BEGIN DATASET CONTENT
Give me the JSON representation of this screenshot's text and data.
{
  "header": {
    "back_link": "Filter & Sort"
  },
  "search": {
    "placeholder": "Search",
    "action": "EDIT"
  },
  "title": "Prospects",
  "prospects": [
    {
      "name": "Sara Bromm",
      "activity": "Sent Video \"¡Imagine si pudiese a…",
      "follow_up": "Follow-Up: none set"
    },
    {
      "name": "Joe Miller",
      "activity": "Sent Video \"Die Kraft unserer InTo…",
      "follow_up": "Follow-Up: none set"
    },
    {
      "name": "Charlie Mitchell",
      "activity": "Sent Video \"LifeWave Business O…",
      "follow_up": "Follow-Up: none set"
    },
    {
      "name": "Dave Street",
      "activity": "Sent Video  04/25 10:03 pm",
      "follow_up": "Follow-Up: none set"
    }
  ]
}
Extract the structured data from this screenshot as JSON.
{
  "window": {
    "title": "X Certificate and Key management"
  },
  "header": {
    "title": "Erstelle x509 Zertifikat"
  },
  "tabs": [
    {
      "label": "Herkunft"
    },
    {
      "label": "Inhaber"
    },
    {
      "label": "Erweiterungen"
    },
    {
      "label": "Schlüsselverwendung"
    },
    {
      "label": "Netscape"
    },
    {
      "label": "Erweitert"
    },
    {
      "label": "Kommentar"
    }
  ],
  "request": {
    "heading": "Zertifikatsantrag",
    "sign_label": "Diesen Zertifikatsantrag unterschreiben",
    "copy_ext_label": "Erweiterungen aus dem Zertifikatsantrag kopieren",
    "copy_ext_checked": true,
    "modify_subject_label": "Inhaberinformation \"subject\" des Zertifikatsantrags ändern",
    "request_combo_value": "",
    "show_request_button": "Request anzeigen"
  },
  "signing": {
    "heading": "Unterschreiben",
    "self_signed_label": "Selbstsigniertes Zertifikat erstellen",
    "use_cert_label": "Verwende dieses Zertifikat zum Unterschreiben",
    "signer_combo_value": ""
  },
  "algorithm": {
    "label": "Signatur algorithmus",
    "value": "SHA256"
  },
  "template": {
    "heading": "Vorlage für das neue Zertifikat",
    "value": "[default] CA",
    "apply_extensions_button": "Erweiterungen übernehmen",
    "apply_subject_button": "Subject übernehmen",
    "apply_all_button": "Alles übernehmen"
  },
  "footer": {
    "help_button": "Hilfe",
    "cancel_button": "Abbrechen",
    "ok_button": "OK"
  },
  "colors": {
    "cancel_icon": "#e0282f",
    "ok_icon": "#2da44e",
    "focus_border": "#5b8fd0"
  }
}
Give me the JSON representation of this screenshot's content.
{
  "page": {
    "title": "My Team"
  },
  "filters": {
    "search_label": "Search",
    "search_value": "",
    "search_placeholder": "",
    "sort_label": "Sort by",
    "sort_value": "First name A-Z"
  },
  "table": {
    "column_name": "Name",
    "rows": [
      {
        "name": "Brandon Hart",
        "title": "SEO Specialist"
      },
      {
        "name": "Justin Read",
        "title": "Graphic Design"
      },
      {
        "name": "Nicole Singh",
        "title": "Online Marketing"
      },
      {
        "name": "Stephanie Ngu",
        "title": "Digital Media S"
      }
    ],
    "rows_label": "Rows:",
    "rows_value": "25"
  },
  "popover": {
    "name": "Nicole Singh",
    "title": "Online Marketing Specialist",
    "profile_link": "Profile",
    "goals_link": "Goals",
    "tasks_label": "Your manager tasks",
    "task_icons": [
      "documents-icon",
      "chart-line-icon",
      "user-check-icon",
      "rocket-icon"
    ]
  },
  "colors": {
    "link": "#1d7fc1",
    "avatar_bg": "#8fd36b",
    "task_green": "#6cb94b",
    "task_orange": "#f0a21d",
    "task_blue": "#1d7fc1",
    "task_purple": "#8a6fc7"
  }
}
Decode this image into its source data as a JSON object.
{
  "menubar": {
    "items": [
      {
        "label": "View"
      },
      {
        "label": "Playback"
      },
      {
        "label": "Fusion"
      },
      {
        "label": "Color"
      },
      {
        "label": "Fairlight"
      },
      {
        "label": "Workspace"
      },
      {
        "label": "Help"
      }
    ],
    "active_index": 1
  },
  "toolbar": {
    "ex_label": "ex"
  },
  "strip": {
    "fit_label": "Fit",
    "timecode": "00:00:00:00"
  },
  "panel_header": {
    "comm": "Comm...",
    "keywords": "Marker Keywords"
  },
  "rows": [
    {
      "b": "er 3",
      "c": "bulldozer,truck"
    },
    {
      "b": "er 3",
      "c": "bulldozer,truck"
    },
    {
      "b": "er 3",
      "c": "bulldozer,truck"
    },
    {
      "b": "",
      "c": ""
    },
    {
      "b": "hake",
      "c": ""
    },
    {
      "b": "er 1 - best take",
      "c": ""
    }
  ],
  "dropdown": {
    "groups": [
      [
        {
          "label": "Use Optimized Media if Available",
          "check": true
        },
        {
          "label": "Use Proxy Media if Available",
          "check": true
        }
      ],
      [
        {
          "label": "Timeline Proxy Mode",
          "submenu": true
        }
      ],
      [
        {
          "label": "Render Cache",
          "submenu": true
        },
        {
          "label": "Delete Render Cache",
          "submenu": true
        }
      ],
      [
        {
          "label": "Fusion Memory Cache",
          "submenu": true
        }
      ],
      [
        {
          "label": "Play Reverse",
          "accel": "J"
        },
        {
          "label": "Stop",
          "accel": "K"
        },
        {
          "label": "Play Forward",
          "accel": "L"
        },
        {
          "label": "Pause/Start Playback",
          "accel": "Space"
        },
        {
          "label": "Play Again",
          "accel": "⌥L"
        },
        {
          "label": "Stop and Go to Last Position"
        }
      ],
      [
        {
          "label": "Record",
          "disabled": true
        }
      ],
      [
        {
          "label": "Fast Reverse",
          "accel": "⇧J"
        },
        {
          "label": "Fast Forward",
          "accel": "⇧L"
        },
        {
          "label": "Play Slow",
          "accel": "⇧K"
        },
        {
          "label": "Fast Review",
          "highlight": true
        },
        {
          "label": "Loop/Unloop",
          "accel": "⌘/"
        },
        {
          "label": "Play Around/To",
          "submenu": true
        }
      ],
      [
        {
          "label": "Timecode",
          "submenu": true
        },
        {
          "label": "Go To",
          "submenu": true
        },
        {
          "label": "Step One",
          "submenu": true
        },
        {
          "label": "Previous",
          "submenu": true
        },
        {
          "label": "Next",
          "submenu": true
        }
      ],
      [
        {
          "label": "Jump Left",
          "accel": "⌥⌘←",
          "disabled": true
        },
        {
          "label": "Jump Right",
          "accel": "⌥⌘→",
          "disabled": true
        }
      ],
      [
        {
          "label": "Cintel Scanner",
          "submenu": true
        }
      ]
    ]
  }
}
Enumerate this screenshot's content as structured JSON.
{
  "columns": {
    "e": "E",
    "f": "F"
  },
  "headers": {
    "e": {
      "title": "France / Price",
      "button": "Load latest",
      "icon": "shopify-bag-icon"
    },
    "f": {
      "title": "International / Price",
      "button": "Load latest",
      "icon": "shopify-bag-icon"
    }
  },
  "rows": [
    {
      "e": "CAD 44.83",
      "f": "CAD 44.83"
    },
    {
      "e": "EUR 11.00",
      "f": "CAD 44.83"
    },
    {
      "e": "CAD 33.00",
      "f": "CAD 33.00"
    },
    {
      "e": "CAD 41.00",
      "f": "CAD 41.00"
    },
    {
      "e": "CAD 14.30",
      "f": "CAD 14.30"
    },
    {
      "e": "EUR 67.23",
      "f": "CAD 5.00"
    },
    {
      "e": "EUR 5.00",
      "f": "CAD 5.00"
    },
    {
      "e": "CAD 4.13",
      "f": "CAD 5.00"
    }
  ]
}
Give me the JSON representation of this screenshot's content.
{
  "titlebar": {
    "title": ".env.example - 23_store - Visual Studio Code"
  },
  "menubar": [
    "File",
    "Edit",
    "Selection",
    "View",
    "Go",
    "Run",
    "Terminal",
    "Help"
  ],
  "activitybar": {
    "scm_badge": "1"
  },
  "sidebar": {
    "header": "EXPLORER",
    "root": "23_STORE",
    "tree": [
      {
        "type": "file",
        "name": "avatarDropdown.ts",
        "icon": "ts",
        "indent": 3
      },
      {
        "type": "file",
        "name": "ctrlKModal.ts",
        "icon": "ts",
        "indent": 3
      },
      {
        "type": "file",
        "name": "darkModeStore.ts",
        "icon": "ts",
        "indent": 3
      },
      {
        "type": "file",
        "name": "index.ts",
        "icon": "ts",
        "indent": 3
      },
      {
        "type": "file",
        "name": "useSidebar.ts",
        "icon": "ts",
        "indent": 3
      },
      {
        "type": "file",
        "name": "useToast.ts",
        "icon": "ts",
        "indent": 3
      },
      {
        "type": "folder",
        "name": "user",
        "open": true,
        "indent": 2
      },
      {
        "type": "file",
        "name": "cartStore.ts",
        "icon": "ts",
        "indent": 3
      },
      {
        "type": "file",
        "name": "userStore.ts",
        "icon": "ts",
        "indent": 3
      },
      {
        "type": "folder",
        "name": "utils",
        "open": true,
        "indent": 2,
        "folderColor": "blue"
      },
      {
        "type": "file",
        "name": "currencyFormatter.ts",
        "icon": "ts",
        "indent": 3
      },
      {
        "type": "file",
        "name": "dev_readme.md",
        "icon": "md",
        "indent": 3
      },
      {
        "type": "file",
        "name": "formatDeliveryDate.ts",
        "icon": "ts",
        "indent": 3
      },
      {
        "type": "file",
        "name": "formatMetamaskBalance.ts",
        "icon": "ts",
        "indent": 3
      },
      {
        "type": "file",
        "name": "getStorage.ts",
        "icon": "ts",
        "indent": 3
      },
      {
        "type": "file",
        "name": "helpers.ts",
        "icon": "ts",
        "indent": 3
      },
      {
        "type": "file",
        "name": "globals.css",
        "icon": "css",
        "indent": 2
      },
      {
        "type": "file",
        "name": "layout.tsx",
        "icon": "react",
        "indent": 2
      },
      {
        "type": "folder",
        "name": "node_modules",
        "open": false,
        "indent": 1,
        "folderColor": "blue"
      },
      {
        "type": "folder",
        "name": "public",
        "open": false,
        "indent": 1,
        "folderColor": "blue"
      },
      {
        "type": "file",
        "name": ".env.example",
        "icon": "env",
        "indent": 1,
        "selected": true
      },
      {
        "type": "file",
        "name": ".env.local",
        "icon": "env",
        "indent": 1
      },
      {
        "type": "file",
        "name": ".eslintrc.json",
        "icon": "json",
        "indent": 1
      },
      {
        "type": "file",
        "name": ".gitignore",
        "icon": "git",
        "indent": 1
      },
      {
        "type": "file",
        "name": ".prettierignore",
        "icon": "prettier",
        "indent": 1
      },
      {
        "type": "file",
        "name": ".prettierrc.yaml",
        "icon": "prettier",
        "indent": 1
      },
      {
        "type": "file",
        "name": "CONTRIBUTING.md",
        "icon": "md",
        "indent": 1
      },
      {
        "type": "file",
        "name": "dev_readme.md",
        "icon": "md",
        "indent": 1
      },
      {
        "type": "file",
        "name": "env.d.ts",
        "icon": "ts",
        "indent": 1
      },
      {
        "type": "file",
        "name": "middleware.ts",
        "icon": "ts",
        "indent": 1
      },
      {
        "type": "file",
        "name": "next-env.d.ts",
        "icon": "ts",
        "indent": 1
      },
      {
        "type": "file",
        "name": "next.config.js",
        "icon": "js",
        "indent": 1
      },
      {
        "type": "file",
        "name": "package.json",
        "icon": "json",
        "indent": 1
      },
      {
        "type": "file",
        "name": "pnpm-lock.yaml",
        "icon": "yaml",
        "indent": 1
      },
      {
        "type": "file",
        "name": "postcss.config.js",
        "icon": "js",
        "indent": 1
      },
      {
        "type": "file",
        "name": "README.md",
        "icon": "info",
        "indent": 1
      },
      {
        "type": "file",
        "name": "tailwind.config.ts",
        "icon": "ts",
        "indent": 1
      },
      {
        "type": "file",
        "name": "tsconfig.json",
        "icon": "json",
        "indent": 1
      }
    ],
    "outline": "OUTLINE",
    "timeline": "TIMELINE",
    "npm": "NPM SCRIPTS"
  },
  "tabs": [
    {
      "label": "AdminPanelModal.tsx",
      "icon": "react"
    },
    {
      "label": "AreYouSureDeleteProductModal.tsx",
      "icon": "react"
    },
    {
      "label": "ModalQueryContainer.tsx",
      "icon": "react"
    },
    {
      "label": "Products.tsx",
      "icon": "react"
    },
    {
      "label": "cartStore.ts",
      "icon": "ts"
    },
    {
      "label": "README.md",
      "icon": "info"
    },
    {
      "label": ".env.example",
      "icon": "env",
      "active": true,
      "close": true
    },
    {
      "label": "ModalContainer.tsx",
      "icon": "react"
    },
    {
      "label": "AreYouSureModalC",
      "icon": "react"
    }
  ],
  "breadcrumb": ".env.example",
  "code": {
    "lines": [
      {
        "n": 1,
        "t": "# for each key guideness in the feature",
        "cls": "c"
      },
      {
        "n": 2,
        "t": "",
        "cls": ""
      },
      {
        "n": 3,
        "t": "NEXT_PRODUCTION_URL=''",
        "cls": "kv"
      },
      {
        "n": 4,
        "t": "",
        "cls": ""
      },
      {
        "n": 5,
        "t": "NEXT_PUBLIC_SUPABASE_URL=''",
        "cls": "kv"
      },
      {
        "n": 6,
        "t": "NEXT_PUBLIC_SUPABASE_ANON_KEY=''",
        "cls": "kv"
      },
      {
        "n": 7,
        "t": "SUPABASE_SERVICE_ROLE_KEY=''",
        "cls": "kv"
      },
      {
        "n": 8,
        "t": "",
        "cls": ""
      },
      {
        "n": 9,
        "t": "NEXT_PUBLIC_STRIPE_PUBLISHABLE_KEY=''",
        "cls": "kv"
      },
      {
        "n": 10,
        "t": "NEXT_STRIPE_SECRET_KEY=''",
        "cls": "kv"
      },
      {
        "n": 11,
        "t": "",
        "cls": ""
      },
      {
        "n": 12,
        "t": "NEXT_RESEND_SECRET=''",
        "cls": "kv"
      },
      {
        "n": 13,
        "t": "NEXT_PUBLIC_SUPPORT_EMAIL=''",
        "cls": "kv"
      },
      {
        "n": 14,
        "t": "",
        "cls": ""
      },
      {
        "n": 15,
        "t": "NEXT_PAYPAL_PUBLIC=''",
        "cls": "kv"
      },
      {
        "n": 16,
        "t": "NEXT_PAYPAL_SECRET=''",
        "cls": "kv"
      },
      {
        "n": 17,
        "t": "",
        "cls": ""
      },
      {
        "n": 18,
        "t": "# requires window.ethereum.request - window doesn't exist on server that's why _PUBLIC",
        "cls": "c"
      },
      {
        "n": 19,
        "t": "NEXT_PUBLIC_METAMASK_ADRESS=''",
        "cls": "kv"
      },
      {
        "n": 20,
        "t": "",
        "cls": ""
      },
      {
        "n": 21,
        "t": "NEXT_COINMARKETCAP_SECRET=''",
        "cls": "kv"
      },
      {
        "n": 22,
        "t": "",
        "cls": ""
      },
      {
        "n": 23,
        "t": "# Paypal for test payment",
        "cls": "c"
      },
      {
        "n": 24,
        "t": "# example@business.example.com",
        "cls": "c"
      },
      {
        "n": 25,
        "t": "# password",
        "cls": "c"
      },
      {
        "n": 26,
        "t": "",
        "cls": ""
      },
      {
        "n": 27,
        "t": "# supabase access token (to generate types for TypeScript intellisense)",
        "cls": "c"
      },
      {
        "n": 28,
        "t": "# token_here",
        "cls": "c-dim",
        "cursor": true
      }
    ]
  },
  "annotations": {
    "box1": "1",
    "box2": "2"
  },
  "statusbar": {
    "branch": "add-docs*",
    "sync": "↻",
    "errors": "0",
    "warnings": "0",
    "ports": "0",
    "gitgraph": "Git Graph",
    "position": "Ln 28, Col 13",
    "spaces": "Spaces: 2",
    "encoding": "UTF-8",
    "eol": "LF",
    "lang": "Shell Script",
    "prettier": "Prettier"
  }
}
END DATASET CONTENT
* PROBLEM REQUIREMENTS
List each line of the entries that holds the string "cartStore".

* RESULT OF THE EXERCISE
        "name": "cartStore.ts",
      "label": "cartStore.ts",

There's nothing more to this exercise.